======== Given data
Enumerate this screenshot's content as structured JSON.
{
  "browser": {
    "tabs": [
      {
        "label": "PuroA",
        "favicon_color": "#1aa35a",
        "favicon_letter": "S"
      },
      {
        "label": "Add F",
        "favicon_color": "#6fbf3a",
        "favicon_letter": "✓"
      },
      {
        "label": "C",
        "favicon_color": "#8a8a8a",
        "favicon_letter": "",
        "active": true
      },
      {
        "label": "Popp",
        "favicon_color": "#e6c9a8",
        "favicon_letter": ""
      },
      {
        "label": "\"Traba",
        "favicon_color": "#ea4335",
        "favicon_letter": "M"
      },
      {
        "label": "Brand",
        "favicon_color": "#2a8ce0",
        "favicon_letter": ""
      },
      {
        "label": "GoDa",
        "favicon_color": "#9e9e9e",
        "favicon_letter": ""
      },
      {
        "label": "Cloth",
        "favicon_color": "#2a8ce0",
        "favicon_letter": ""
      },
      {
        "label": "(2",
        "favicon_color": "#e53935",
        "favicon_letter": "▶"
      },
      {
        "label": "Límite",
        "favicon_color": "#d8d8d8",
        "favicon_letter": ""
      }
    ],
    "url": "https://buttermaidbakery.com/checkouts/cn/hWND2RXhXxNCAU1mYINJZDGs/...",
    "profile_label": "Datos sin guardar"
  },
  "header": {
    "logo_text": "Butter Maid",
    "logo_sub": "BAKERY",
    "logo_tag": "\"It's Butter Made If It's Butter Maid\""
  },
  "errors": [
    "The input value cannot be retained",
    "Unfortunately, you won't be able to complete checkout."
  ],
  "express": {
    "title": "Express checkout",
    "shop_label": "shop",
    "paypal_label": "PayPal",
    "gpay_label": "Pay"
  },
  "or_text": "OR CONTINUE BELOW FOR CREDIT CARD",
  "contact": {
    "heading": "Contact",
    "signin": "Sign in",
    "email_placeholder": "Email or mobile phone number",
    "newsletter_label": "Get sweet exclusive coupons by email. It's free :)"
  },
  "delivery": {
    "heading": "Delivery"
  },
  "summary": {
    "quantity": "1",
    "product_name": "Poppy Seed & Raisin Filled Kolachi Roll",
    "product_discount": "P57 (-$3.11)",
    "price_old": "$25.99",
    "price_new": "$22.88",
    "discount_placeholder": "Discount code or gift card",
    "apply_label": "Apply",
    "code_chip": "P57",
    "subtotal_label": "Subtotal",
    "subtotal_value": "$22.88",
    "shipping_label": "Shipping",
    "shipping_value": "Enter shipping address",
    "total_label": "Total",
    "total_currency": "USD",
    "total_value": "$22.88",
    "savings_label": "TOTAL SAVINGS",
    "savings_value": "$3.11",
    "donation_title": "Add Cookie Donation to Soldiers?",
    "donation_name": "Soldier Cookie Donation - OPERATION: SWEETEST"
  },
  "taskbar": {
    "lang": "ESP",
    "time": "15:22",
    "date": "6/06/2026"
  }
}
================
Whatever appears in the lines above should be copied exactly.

Expected answer:
Enumerate this screenshot's content as structured JSON.
{
  "browser": {
    "tabs": [
      {
        "label": "PuroA",
        "favicon_color": "#1aa35a",
        "favicon_letter": "S"
      },
      {
        "label": "Add F",
        "favicon_color": "#6fbf3a",
        "favicon_letter": "✓"
      },
      {
        "label": "C",
        "favicon_color": "#8a8a8a",
        "favicon_letter": "",
        "active": true
      },
      {
        "label": "Popp",
        "favicon_color": "#e6c9a8",
        "favicon_letter": ""
      },
      {
        "label": "\"Traba",
        "favicon_color": "#ea4335",
        "favicon_letter": "M"
      },
      {
        "label": "Brand",
        "favicon_color": "#2a8ce0",
        "favicon_letter": ""
      },
      {
        "label": "GoDa",
        "favicon_color": "#9e9e9e",
        "favicon_letter": ""
      },
      {
        "label": "Cloth",
        "favicon_color": "#2a8ce0",
        "favicon_letter": ""
      },
      {
        "label": "(2",
        "favicon_color": "#e53935",
        "favicon_letter": "▶"
      },
      {
        "label": "Límite",
        "favicon_color": "#d8d8d8",
        "favicon_letter": ""
      }
    ],
    "url": "https://buttermaidbakery.com/checkouts/cn/hWND2RXhXxNCAU1mYINJZDGs/...",
    "profile_label": "Datos sin guardar"
  },
  "header": {
    "logo_text": "Butter Maid",
    "logo_sub": "BAKERY",
    "logo_tag": "\"It's Butter Made If It's Butter Maid\""
  },
  "errors": [
    "The input value cannot be retained",
    "Unfortunately, you won't be able to complete checkout."
  ],
  "express": {
    "title": "Express checkout",
    "shop_label": "shop",
    "paypal_label": "PayPal",
    "gpay_label": "Pay"
  },
  "or_text": "OR CONTINUE BELOW FOR CREDIT CARD",
  "contact": {
    "heading": "Contact",
    "signin": "Sign in",
    "email_placeholder": "Email or mobile phone number",
    "newsletter_label": "Get sweet exclusive coupons by email. It's free :)"
  },
  "delivery": {
    "heading": "Delivery"
  },
  "summary": {
    "quantity": "1",
    "product_name": "Poppy Seed & Raisin Filled Kolachi Roll",
    "product_discount": "P57 (-$3.11)",
    "price_old": "$25.99",
    "price_new": "$22.88",
    "discount_placeholder": "Discount code or gift card",
    "apply_label": "Apply",
    "code_chip": "P57",
    "subtotal_label": "Subtotal",
    "subtotal_value": "$22.88",
    "shipping_label": "Shipping",
    "shipping_value": "Enter shipping address",
    "total_label": "Total",
    "total_currency": "USD",
    "total_value": "$22.88",
    "savings_label": "TOTAL SAVINGS",
    "savings_value": "$3.11",
    "donation_title": "Add Cookie Donation to Soldiers?",
    "donation_name": "Soldier Cookie Donation - OPERATION: SWEETEST"
  },
  "taskbar": {
    "lang": "ESP",
    "time": "15:22",
    "date": "6/06/2026"
  }
}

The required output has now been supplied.